Jonathan Robins (Michigan Technological University) then spoke on transformations in the palm oil industry in colonial Ghana between 1850 and 1950. Robins brought out two primary uses for palm tree products, as foods for a wide range of local uses, and as globally-traded commodities. He analysed in particular the shift from the commodity form of palm oil as an inedible product – used chiefly for ‘soap, candles, grease and tinplate’ – to what may be defined as an ‘anti-commodity’ derivative, palm wine. This drink derivative had traditionally served social, political and religious functions in Ghanaian society and was an important source of income for local producers. The banning of cheap liquor imports by the colonial authorities, coupled with low prices for palm oil on the world market led to a resurgence of palm wine production for local consumption, in spite of colonial forest conservation legislation designed to control the felling of palm trees. Robins’ arresting conclusion was that such local producer persistence ultimately led to a shift in colonial development strategies away from the export sector, in favour of producing foodstuffs for the vibrant local market.
Finally, although she was unable to attend in person, Emma Reisz’s (Queen’s University Belfast) paper on the control of wild rubber extraction in north-east India in the second half of the nineteenth century received much praise. Drawing on Latour’s Actor Network Theory, her paper discussed the emergence of two parallel rubber economies during this period which revealed a subtle dynamic of power and resistance within this particular imperial frontier as well as the limits of British hegemony. Such a focus on ‘networks’ of rubber (and potentially other commodities) enabled particular regional environments to be understood through the interplay of local and global, imperial and colonial, human and non-human.
All sessions were followed by lively and engaging discussions, led by respondents. Part of the richness of the day stemmed from the singularities of the commodities discussed, their complex entanglements with natural environments and human lives, and participants’ different approaches to studying them.
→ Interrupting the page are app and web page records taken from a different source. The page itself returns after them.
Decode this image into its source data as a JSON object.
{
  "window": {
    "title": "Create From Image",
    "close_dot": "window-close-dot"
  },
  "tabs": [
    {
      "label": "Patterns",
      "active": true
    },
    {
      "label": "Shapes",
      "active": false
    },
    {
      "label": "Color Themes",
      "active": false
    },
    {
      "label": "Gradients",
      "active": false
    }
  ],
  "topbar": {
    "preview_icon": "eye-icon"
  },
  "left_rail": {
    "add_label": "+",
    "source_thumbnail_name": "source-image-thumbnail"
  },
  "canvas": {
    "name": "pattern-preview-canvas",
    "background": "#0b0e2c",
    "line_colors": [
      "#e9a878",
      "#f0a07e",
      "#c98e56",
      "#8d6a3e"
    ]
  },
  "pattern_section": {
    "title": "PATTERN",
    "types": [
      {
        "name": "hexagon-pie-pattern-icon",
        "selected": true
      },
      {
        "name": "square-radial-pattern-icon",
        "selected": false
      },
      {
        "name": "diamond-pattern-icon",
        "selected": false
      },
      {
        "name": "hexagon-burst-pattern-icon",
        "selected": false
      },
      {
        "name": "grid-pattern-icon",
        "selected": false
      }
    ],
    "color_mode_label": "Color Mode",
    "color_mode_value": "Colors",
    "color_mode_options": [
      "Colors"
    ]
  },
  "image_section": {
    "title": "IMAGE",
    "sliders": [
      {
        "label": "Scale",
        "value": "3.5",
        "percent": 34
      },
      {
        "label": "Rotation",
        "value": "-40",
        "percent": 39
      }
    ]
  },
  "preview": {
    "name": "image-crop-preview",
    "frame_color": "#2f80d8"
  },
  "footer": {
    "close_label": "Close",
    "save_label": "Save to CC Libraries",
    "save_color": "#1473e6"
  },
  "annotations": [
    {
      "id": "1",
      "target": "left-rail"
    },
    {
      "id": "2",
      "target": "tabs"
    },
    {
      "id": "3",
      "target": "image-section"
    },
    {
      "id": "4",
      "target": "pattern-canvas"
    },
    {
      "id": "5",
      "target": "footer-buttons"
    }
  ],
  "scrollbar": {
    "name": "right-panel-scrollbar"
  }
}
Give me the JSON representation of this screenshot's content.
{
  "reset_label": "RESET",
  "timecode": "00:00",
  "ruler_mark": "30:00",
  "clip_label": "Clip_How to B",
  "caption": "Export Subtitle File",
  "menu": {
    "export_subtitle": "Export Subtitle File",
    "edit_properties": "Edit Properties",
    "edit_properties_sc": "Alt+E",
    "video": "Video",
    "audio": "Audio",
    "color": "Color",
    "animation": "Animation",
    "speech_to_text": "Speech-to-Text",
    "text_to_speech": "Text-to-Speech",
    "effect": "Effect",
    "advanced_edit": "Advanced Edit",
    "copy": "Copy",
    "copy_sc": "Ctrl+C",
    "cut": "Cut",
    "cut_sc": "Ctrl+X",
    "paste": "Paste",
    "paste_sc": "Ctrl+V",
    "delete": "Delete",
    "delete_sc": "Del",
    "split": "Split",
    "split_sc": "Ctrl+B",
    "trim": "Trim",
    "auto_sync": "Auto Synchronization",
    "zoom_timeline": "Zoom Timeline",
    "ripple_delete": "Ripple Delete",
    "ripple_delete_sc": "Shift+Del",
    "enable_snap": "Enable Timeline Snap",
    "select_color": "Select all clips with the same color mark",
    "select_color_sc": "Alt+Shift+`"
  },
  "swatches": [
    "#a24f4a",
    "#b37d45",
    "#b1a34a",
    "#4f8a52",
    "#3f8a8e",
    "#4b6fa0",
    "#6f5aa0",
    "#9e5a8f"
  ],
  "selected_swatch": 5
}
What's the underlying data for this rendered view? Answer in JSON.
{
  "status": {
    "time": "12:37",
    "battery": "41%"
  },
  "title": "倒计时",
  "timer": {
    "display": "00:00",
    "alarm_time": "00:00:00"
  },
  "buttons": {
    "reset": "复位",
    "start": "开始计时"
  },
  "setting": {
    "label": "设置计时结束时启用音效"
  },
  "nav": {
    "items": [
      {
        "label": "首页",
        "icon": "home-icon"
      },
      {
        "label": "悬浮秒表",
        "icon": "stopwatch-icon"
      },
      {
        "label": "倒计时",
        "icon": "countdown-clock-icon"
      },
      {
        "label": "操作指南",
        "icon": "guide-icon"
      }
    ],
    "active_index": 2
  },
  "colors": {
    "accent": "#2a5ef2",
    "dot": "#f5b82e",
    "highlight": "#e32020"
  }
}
The perspectives of scholars from different disciplines – history, geography, anthropology, economics, and development studies – contributed both to the productively eclectic range of arguments, and the thought-provoking variety of sources which were creatively employed within the different papers.